Our local police force does an incredible job keeping our community safe, but the conditions they face are challenging their ability to continue doing so.
That’s because whilst the damaging public sector pay cap I’ve spoken out against so many times in the past is still in place, an avoidable perfect storm has also emerged that is making our officers’ jobs so much more difficult.
For instance, in 2016 South Yorkshire Police received 220,755 emergency 999 calls – a increase of 13,385 calls from 2015.
But they’ve received 136,634 emergency calls up to summer alone in 2017, a number we can expect to rise significantly on last years.
And it’s not just emergency calls our local officers are having to deal with more of.
Last year South Yorkshire Police received 630,646 non-emergency calls for help. This year they’ve already received 510,147 calls. And it’s only September.
Hard-work is nothing new to our officers, and they encounter tough challenges every day of their lives. But in the face of this rising workloads there’s fewer and fewer of them left to share the burden.
Since 2010, South Yorkshire Police has been forced to cut 583 officers, removing around one-fifth of its operational strength.

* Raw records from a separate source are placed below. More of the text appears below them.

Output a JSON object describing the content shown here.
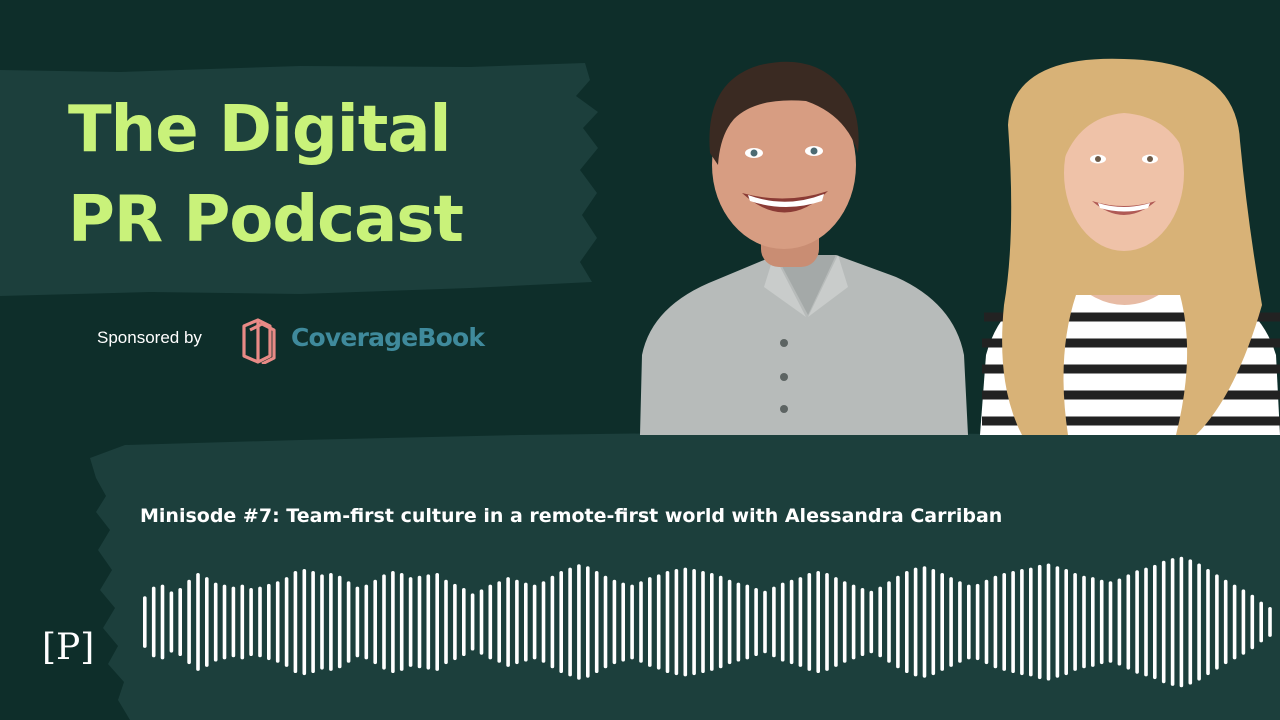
{
  "podcast": {
    "title_line1": "The Digital",
    "title_line2": "PR Podcast"
  },
  "sponsor": {
    "label": "Sponsored by",
    "name": "CoverageBook",
    "logo_icon": "coveragebook-book-icon"
  },
  "episode": {
    "title": "Minisode #7: Team-first culture in a remote-first world with Alessandra Carriban"
  },
  "brand_mark": "[P]",
  "photo": {
    "description_icon": "hosts-photo"
  },
  "waveform": {
    "levels": [
      0.38,
      0.52,
      0.55,
      0.45,
      0.5,
      0.62,
      0.72,
      0.66,
      0.58,
      0.55,
      0.52,
      0.55,
      0.5,
      0.52,
      0.56,
      0.6,
      0.66,
      0.75,
      0.78,
      0.75,
      0.7,
      0.72,
      0.68,
      0.6,
      0.52,
      0.55,
      0.62,
      0.7,
      0.75,
      0.72,
      0.66,
      0.68,
      0.7,
      0.72,
      0.62,
      0.56,
      0.5,
      0.42,
      0.48,
      0.55,
      0.6,
      0.66,
      0.62,
      0.58,
      0.55,
      0.6,
      0.68,
      0.75,
      0.8,
      0.85,
      0.82,
      0.75,
      0.68,
      0.62,
      0.58,
      0.55,
      0.6,
      0.66,
      0.7,
      0.75,
      0.78,
      0.8,
      0.78,
      0.75,
      0.72,
      0.68,
      0.62,
      0.58,
      0.55,
      0.5,
      0.46,
      0.52,
      0.58,
      0.62,
      0.66,
      0.72,
      0.75,
      0.72,
      0.66,
      0.6,
      0.55,
      0.5,
      0.46,
      0.52,
      0.6,
      0.68,
      0.75,
      0.8,
      0.82,
      0.78,
      0.72,
      0.66,
      0.6,
      0.55,
      0.56,
      0.62,
      0.68,
      0.72,
      0.75,
      0.78,
      0.8,
      0.84,
      0.86,
      0.82,
      0.78,
      0.72,
      0.68,
      0.66,
      0.62,
      0.6,
      0.64,
      0.7,
      0.76,
      0.8,
      0.84,
      0.9,
      0.94,
      0.96,
      0.92,
      0.86,
      0.78,
      0.7,
      0.62,
      0.55,
      0.48,
      0.4,
      0.3,
      0.22
    ]
  },
  "colors": {
    "background": "#0e2e2a",
    "panel": "#1c3f3c",
    "title": "#c9f27a",
    "sponsor_accent": "#3f8a9c",
    "logo_pink": "#e88a86"
  }
}
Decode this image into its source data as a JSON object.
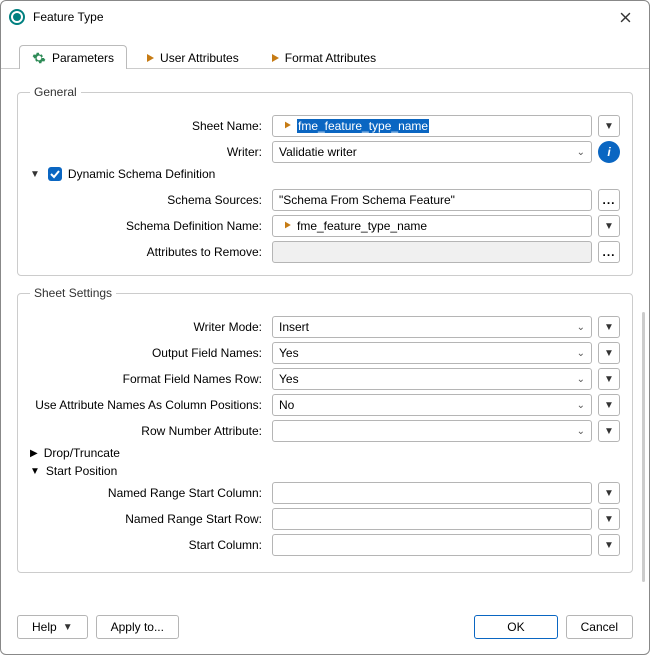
{
  "window": {
    "title": "Feature Type"
  },
  "tabs": {
    "parameters": "Parameters",
    "user_attributes": "User Attributes",
    "format_attributes": "Format Attributes"
  },
  "general": {
    "legend": "General",
    "sheet_name_label": "Sheet Name:",
    "sheet_name_value": "fme_feature_type_name",
    "writer_label": "Writer:",
    "writer_value": "Validatie writer",
    "dynamic_label": "Dynamic Schema Definition",
    "schema_sources_label": "Schema Sources:",
    "schema_sources_value": "\"Schema From Schema Feature\"",
    "schema_def_name_label": "Schema Definition Name:",
    "schema_def_name_value": "fme_feature_type_name",
    "attrs_remove_label": "Attributes to Remove:"
  },
  "sheet": {
    "legend": "Sheet Settings",
    "writer_mode_label": "Writer Mode:",
    "writer_mode_value": "Insert",
    "output_field_names_label": "Output Field Names:",
    "output_field_names_value": "Yes",
    "format_field_names_row_label": "Format Field Names Row:",
    "format_field_names_row_value": "Yes",
    "use_attr_cols_label": "Use Attribute Names As Column Positions:",
    "use_attr_cols_value": "No",
    "row_number_attr_label": "Row Number Attribute:",
    "drop_truncate_label": "Drop/Truncate",
    "start_position_label": "Start Position",
    "named_range_start_col_label": "Named Range Start Column:",
    "named_range_start_row_label": "Named Range Start Row:",
    "start_column_label": "Start Column:"
  },
  "footer": {
    "help": "Help",
    "apply_to": "Apply to...",
    "ok": "OK",
    "cancel": "Cancel"
  }
}
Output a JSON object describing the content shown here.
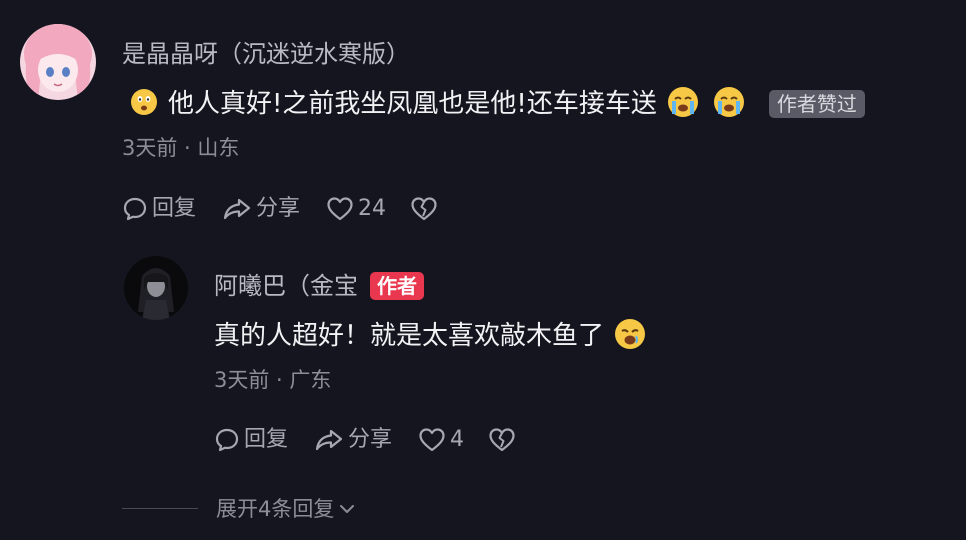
{
  "comment": {
    "username": "是晶晶呀（沉迷逆水寒版）",
    "text": "他人真好!之前我坐凤凰也是他!还车接车送",
    "badge": "作者赞过",
    "meta": "3天前 · 山东",
    "actions": {
      "reply": "回复",
      "share": "分享",
      "like_count": "24"
    }
  },
  "reply": {
    "username": "阿曦巴（金宝",
    "author_badge": "作者",
    "text": "真的人超好！就是太喜欢敲木鱼了",
    "meta": "3天前 · 广东",
    "actions": {
      "reply": "回复",
      "share": "分享",
      "like_count": "4"
    }
  },
  "expand_replies": "展开4条回复",
  "colors": {
    "background": "#15151f",
    "author_badge": "#e8374e",
    "liked_badge": "#5a5a66"
  }
}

Those that are left have faced a real-terms pay cut of £6000 in the same period – an appalling reward from the Government for the officers being forced to do the work of many more.
And there’s little cause for optimism in recruiting more officers to share this load. Many Police Community Support Officers face the prospect of a pay cut of hundreds of pounds if they join neighbouring forces to move up the ranks as a fully warranted Constable.
I brought up this perfect storm in Parliament, and questioned the Home Officer Minister on the problems our police face in keeping us safe in Barnsley.
“I am pleased to let the Honourable Lady know that police forces across the country, including Devon and Cornwall constabulary, are recruiting”, was the reply.
Well good for Devon and Cornwall.
Meanwhile, here in Barnsley there’s more 999 calls than ever before, an unprecedented strain on resources, fewer and fewer officers earning less and less pay, and little optimism for recruitment.
The situation is unsustainable, and it’s the wellbeing of Barnsley’s residents that’s at stake.